Report each line of the data below in which "JSON" appears.
★ ★ ★ ★ ★
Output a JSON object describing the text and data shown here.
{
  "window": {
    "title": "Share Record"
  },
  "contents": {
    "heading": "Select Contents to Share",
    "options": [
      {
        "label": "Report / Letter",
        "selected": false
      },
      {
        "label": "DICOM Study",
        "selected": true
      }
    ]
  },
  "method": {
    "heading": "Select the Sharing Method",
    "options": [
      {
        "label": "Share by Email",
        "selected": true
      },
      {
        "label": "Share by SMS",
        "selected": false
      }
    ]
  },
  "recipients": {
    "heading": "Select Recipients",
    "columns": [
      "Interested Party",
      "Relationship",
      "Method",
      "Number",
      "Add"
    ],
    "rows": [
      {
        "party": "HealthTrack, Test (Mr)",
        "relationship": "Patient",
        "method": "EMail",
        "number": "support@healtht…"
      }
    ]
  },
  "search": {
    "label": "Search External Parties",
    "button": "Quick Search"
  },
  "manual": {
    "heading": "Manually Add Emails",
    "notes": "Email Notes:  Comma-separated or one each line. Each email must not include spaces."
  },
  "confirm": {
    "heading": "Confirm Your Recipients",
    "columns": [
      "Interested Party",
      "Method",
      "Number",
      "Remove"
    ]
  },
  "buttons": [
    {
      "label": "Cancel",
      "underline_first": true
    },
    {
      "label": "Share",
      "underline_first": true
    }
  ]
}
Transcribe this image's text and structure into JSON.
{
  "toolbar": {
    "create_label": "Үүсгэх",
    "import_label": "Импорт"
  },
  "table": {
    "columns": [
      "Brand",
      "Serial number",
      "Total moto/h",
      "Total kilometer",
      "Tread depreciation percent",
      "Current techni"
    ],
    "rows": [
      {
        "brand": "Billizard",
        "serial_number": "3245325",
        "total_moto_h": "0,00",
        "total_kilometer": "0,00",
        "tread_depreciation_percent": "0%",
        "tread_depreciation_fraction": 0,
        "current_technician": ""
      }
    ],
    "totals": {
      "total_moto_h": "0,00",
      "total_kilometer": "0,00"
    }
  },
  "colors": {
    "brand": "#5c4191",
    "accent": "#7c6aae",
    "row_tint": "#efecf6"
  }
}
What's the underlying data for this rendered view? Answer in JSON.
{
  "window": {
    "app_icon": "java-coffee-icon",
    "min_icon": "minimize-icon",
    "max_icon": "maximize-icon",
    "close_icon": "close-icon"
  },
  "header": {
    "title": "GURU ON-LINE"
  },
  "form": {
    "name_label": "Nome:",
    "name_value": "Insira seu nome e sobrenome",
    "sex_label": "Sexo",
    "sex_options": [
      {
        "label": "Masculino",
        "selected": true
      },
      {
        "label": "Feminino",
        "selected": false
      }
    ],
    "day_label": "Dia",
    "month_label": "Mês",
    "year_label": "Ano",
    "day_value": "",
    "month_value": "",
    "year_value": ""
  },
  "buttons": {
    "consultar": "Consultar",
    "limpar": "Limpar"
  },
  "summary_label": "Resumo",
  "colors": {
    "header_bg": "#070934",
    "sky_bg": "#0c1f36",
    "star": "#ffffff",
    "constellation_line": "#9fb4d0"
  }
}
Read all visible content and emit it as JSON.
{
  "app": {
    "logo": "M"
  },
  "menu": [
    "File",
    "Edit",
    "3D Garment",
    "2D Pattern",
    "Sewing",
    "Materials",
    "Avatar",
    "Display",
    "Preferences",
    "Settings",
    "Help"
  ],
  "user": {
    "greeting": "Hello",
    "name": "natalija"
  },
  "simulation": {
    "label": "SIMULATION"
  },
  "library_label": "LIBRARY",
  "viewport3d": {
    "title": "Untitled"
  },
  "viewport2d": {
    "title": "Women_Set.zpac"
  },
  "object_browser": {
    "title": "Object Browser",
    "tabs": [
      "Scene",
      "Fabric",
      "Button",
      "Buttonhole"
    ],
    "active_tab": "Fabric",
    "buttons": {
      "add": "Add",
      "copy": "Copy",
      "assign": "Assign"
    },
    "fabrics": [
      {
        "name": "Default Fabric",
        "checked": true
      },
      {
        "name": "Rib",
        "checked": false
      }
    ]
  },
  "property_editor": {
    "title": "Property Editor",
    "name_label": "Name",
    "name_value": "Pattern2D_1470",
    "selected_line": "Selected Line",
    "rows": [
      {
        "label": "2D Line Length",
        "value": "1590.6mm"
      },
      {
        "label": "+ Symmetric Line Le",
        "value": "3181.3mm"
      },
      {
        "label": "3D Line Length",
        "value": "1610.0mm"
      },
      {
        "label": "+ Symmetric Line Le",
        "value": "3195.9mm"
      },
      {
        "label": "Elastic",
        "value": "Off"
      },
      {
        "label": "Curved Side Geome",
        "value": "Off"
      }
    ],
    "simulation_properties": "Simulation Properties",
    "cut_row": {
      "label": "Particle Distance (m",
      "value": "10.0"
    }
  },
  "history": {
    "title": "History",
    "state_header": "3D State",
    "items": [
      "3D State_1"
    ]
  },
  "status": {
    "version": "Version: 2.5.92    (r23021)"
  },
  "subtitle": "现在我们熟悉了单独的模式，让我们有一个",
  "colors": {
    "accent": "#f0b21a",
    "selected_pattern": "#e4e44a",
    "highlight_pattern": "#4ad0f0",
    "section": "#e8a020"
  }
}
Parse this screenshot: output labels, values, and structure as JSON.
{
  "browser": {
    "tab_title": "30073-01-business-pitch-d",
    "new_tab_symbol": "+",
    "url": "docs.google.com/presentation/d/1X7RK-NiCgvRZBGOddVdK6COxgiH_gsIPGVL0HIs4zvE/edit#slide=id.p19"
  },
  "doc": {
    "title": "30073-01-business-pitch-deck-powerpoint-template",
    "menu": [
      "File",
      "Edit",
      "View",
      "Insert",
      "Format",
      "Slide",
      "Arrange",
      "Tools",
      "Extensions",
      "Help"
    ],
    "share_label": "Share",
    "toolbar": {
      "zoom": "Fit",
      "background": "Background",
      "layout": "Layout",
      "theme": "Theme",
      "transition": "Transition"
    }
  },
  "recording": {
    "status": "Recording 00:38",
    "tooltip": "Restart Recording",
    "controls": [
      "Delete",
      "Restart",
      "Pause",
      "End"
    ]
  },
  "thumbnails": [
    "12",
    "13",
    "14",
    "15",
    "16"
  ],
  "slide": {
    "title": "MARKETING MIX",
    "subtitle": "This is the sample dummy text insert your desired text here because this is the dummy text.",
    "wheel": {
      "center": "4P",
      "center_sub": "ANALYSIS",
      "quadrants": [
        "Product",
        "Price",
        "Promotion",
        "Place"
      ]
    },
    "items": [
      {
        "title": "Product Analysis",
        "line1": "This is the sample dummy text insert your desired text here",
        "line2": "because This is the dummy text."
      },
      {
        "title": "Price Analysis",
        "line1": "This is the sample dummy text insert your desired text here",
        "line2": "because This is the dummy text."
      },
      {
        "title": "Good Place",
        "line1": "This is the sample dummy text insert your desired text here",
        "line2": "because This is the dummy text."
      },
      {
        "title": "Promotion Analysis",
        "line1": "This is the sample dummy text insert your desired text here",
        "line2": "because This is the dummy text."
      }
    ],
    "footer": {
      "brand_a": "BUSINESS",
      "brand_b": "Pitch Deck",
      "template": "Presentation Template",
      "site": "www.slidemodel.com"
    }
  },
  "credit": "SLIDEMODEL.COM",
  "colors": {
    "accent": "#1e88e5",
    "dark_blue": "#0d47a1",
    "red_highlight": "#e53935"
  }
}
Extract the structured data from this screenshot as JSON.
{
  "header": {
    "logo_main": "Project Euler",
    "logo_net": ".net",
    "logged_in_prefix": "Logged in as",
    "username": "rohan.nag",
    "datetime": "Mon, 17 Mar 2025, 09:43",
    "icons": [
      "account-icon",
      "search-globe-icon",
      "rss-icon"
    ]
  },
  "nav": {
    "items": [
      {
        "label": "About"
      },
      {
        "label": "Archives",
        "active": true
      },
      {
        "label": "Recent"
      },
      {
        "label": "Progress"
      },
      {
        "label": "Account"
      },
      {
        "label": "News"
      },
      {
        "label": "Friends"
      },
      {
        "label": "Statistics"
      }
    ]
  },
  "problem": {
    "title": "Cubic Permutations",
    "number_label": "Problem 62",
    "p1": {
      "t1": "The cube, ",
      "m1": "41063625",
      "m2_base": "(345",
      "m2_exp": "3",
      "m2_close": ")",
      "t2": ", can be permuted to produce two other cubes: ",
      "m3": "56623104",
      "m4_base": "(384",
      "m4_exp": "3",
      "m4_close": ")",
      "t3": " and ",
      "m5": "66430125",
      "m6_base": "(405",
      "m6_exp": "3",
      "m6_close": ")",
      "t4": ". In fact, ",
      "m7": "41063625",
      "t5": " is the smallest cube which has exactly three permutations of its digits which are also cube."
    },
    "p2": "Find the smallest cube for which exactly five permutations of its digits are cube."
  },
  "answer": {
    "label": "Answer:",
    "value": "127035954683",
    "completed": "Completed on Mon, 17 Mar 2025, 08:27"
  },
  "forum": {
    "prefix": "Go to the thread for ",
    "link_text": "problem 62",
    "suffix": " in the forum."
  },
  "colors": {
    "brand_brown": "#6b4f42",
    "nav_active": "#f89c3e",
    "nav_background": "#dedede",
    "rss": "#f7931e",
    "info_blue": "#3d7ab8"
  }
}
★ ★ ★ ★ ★
> _Your solution_:
Output a JSON object describing the text and data shown here.
Transcribe this image's text and structure into JSON.
What's the underlying data for this rendered view? Answer in JSON.
Read all visible content and emit it as JSON.
Parse this screenshot: output labels, values, and structure as JSON.
Extract the structured data from this screenshot as JSON.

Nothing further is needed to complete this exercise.